The Western Washington University Board of Trustees officially passed a housing initiative that will provide a three-tiered cost evaluation system for on-campus housing prices for students as well as an increase in the cost of base-level housing.
The recently approved structure will take into account meal plans, the size and location of the dorms, room amenities and the number of roommates to create a three-tiered system.
According to Melynda Huskey, Western’s vice president of enrollment and student services, the university is the last institute in Washington state to adopt this model.
Increased housing prices and the tiered systems will be introduced for the 2021-2022 academic year after being passed unanimously by the board on June 11.
The resident hall cost increase of 4.5% will effectively raise the current $12,518 dorm cost to $13,079 for the lowest tier double room, according to the housing initiative. Mid-tier double rooms will cost $13,509 and the highest tier will cost $14,321 based on amenities and number of roommates.
“The differentiating criteria is in-suite kitchen availability and general bathroom density,” according to the housing initiative.
Nicole Ballard, the Associated Students vice president for governmental affairs, does not agree with the initiative as she believes it will create barriers for living in certain dorms that have better accessibility.

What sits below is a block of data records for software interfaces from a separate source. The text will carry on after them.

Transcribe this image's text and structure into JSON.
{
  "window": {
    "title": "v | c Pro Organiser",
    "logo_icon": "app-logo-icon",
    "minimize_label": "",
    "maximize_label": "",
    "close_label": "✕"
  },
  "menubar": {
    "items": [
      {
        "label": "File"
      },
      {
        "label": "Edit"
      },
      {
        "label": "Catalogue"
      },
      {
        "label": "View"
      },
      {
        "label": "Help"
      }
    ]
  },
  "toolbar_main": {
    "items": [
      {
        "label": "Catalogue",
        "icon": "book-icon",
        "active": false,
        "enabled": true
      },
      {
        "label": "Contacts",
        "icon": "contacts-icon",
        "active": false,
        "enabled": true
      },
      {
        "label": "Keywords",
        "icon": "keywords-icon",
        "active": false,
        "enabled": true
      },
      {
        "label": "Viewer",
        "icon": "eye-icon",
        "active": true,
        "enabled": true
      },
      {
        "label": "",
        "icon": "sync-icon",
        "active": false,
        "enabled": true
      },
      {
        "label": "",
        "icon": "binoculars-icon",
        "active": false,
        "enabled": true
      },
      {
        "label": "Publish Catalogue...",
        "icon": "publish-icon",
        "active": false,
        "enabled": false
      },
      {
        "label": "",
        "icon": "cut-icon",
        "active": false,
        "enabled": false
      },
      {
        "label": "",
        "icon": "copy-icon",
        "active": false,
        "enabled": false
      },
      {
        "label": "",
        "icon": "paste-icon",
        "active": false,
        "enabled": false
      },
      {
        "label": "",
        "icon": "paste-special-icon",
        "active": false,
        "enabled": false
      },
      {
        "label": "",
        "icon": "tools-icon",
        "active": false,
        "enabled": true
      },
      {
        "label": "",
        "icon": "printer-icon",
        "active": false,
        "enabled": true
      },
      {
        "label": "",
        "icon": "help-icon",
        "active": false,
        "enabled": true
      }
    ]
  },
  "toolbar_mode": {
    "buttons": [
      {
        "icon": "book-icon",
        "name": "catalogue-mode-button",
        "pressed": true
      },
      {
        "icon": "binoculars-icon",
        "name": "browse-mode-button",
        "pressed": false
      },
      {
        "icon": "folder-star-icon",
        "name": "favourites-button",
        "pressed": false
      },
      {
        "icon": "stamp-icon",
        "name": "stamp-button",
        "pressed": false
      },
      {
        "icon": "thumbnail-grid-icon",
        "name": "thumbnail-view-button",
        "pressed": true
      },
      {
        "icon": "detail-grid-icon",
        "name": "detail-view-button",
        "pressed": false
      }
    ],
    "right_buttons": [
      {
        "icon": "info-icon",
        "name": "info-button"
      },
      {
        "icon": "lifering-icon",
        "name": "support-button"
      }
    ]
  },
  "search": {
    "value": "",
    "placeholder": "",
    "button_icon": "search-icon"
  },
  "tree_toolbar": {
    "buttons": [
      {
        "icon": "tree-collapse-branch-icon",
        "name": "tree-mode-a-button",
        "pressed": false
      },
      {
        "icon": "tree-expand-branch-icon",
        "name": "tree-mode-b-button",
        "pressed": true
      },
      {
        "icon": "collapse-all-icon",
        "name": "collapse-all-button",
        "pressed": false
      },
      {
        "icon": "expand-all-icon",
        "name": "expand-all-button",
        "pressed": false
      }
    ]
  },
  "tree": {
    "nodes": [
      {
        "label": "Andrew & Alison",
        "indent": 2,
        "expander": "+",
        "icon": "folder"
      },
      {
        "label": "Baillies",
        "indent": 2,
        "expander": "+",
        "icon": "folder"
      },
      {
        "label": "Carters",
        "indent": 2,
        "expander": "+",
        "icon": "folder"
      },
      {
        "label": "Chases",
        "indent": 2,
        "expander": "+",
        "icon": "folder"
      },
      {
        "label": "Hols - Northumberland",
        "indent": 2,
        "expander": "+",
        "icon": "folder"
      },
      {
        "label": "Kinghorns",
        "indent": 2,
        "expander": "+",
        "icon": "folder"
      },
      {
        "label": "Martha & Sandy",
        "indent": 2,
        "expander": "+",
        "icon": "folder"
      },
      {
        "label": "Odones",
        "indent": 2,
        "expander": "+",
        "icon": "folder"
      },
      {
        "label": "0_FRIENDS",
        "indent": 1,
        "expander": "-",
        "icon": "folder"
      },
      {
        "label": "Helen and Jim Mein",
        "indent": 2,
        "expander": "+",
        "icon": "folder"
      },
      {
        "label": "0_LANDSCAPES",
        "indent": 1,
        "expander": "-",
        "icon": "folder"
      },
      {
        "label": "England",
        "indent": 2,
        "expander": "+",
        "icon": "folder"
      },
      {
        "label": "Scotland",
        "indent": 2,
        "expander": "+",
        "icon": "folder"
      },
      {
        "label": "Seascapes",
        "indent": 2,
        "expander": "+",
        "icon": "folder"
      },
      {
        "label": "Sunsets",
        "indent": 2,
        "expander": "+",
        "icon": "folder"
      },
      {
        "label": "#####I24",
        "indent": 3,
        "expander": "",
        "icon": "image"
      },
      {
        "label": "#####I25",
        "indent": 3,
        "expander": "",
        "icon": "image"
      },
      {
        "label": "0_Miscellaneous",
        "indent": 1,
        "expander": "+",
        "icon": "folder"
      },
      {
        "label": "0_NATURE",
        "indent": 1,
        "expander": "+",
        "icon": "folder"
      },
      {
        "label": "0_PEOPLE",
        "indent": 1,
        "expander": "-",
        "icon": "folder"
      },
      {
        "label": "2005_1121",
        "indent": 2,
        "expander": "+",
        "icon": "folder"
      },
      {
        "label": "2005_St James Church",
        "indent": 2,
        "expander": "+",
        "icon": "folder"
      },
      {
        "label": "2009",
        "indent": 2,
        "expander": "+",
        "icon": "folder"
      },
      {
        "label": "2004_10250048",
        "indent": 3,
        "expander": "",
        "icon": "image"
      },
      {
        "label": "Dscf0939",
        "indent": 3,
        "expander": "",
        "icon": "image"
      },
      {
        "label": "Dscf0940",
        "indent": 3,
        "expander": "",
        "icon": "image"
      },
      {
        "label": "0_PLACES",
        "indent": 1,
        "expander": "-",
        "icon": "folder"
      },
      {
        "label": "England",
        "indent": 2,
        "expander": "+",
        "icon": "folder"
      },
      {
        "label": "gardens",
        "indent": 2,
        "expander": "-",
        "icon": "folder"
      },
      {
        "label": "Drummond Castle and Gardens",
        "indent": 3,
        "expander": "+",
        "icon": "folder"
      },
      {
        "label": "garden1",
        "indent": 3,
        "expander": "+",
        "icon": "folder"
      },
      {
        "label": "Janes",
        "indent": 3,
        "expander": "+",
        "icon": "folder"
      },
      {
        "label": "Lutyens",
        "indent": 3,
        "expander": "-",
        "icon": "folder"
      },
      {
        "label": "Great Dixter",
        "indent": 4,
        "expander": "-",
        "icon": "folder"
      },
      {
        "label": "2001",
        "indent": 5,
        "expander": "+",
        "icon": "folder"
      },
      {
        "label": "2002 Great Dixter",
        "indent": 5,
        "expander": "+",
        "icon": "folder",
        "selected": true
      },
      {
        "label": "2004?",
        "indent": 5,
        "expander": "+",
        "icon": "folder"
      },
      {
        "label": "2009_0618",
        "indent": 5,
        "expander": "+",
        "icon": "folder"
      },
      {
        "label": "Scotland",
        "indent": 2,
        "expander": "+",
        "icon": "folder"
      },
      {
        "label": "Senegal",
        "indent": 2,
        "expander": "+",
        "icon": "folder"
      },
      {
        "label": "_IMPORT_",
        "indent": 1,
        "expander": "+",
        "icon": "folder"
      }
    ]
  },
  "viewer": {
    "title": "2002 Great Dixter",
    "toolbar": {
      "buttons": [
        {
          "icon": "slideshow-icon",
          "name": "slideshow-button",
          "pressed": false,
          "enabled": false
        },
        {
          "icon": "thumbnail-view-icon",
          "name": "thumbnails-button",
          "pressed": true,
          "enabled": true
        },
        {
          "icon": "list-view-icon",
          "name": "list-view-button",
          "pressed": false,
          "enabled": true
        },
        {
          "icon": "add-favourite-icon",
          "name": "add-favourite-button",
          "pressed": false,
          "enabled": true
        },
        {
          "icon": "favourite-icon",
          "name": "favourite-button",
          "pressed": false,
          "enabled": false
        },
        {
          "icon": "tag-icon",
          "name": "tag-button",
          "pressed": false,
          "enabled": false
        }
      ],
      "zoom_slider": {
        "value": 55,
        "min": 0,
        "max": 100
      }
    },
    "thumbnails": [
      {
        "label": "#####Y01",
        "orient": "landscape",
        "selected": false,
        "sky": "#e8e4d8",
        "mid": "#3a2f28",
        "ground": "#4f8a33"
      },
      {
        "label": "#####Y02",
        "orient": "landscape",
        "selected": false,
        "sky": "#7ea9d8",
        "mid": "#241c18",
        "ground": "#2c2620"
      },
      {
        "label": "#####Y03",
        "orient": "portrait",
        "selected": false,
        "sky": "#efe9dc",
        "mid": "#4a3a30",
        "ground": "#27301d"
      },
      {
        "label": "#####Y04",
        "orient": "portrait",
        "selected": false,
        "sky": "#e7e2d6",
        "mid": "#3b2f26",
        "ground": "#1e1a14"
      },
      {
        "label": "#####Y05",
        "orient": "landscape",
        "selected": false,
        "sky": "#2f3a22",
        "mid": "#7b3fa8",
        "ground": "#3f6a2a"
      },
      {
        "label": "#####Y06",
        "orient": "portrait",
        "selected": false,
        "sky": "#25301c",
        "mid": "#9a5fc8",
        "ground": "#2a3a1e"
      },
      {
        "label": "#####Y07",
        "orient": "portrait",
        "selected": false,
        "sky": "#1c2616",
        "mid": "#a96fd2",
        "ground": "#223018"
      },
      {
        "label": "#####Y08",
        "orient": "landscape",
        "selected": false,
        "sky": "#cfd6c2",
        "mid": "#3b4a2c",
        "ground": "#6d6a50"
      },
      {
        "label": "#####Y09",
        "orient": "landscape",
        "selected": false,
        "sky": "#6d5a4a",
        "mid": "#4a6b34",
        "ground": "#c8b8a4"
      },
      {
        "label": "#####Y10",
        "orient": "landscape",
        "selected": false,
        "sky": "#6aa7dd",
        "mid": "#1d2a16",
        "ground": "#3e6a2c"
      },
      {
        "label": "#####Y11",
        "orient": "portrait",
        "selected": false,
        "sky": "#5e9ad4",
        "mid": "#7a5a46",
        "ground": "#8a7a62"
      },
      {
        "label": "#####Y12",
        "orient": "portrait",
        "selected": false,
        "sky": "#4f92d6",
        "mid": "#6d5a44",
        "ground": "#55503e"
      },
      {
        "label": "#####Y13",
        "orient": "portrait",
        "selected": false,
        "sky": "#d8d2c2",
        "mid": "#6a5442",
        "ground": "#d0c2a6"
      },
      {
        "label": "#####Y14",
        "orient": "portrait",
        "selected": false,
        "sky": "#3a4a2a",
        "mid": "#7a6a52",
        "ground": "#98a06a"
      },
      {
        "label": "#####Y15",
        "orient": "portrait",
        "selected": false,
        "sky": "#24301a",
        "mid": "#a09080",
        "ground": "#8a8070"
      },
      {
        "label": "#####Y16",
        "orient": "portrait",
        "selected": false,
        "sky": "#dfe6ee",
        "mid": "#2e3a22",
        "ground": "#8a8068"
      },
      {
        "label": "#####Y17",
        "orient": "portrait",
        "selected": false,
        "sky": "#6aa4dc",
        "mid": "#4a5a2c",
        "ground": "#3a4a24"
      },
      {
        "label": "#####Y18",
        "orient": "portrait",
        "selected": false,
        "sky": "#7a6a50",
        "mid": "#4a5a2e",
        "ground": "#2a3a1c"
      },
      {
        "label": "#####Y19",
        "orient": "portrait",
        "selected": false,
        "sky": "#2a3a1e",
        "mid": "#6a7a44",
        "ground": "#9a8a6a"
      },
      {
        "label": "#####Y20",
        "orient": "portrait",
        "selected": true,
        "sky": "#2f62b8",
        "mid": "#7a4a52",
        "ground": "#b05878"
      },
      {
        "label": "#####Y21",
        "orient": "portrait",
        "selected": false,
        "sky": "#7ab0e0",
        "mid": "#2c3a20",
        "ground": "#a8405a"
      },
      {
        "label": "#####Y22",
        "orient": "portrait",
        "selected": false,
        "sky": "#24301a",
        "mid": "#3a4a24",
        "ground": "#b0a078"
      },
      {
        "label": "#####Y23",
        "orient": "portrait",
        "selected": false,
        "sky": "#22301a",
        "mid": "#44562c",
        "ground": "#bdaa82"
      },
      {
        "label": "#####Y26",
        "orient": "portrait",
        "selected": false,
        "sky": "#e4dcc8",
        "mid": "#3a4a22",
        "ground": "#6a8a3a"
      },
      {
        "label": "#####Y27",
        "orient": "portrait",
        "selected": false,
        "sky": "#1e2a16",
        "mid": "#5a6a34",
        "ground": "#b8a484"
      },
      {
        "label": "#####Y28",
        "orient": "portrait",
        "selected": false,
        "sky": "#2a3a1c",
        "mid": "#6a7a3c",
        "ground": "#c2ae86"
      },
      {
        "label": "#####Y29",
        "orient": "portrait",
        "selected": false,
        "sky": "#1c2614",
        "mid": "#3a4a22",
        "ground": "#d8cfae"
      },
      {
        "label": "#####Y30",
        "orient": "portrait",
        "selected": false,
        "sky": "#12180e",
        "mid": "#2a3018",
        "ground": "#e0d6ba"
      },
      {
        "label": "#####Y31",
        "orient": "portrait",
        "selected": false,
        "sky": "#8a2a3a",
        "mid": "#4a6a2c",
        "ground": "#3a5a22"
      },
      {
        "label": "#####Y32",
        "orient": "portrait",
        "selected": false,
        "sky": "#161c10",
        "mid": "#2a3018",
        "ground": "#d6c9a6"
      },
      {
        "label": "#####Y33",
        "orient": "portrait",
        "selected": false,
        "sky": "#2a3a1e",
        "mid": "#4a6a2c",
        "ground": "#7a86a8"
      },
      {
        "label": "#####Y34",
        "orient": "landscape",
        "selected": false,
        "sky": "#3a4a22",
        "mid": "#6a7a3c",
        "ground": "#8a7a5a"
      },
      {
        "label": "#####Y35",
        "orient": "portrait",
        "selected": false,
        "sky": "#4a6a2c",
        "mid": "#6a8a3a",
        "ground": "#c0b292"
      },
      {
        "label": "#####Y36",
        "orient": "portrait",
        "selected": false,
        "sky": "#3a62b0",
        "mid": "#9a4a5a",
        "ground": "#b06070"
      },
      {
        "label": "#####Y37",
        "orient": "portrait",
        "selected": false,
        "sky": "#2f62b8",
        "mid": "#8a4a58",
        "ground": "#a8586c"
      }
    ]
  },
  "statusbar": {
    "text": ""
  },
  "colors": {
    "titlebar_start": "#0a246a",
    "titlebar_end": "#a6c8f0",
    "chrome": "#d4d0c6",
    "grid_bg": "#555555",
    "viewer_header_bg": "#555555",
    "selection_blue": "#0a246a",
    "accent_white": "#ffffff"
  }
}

Ballard also worries about the availability in each tier and housing insecurity in Western students.
“If all the housing is gone for the low tier, then where do the students go?” asked Ballard.
In response to the initiative, Ballard took it upon herself to share information and create a space for feedback prior to the meeting, creating an Instagram post for the AS Office of Civic Engagement.
Ballard also linked a form in the bio of the AS Office of Civic Engagement Instagram page for students to voice their concerns, which received 44 responses which were then emailed to the Board of Trustees.
“Affinity housing, such as the Black student housing and LGBTQ+ housing, are at the mid-level price which increases access barriers for students to live in inclusive and safe housing,” the Instagram post states, with several comments expressing concern.
Melynda Huskey said she feels that the increase in options actually leads to more accessibility.
“We will have 60 housing and dining options rather than 20,” said Huskey. “This is an accessible point of engagement.”
Reporting contributed by Ryan Morris.
Caroline Brooks is a journalism student and a reporter for The Front. Her work includes local features and Bellingham-based news.